Stored items from a collection:
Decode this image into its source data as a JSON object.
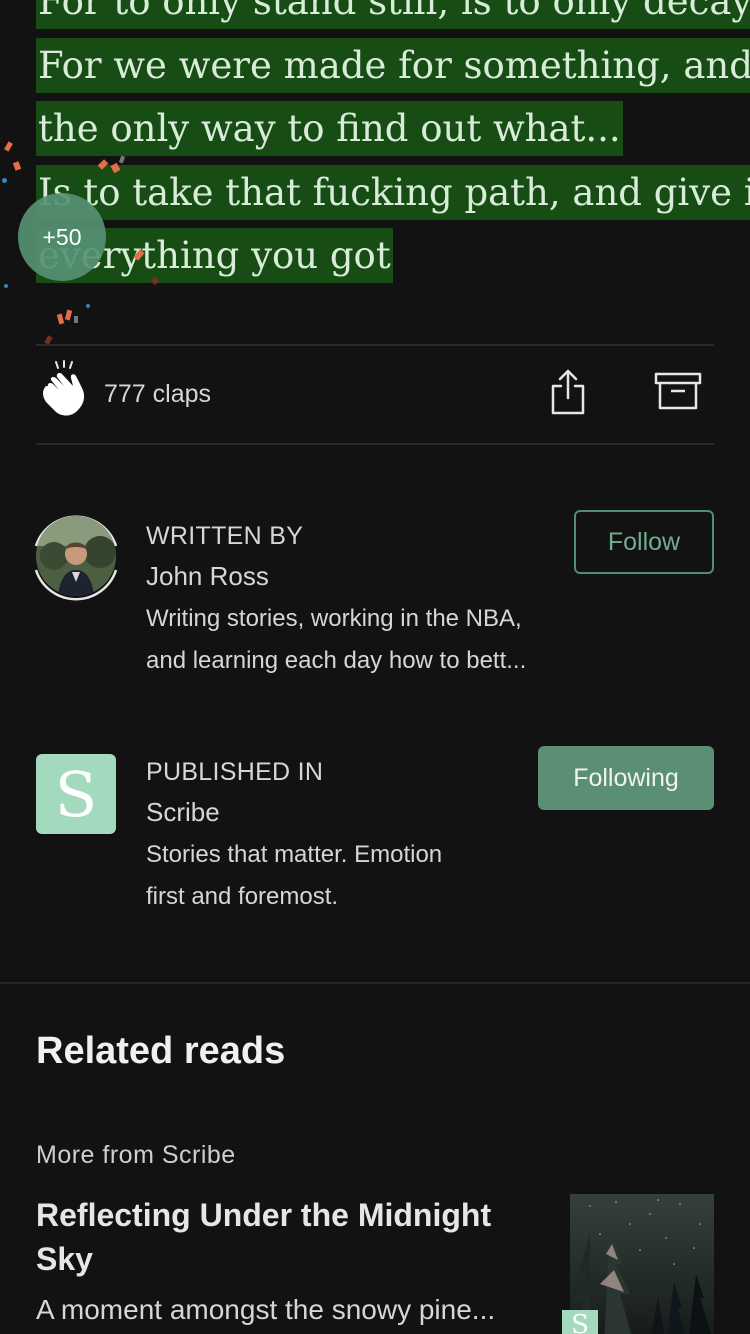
{
  "quote": {
    "lines": [
      "For to only stand still, is to only decay",
      "For we were made for something, and",
      "the only way to find out what...",
      "Is to take that fucking path, and give it",
      "everything you got"
    ]
  },
  "clap_badge": "+50",
  "actions": {
    "claps": "777 claps"
  },
  "author": {
    "kicker": "WRITTEN BY",
    "name": "John Ross",
    "bio_line1": "Writing stories, working in the NBA,",
    "bio_line2": "and learning each day how to bett...",
    "follow_label": "Follow"
  },
  "publication": {
    "kicker": "PUBLISHED IN",
    "name": "Scribe",
    "logo_letter": "S",
    "desc_line1": "Stories that matter. Emotion",
    "desc_line2": "first and foremost.",
    "following_label": "Following"
  },
  "related": {
    "heading": "Related reads",
    "source": "More from Scribe",
    "story_title_line1": "Reflecting Under the Midnight",
    "story_title_line2": "Sky",
    "story_subtitle": "A moment amongst the snowy pine...",
    "badge_letter": "S"
  },
  "colors": {
    "background": "#121212",
    "highlight": "#174d14",
    "accent_green": "#5a8f74",
    "logo_green": "#a3d9bc"
  }
}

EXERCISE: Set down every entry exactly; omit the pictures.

EXERCISE SOLUTION:
Decode this image into its source data as a JSON object.
{
  "quote": {
    "lines": [
      "For to only stand still, is to only decay",
      "For we were made for something, and",
      "the only way to find out what...",
      "Is to take that fucking path, and give it",
      "everything you got"
    ]
  },
  "clap_badge": "+50",
  "actions": {
    "claps": "777 claps"
  },
  "author": {
    "kicker": "WRITTEN BY",
    "name": "John Ross",
    "bio_line1": "Writing stories, working in the NBA,",
    "bio_line2": "and learning each day how to bett...",
    "follow_label": "Follow"
  },
  "publication": {
    "kicker": "PUBLISHED IN",
    "name": "Scribe",
    "logo_letter": "S",
    "desc_line1": "Stories that matter. Emotion",
    "desc_line2": "first and foremost.",
    "following_label": "Following"
  },
  "related": {
    "heading": "Related reads",
    "source": "More from Scribe",
    "story_title_line1": "Reflecting Under the Midnight",
    "story_title_line2": "Sky",
    "story_subtitle": "A moment amongst the snowy pine...",
    "badge_letter": "S"
  },
  "colors": {
    "background": "#121212",
    "highlight": "#174d14",
    "accent_green": "#5a8f74",
    "logo_green": "#a3d9bc"
  }
}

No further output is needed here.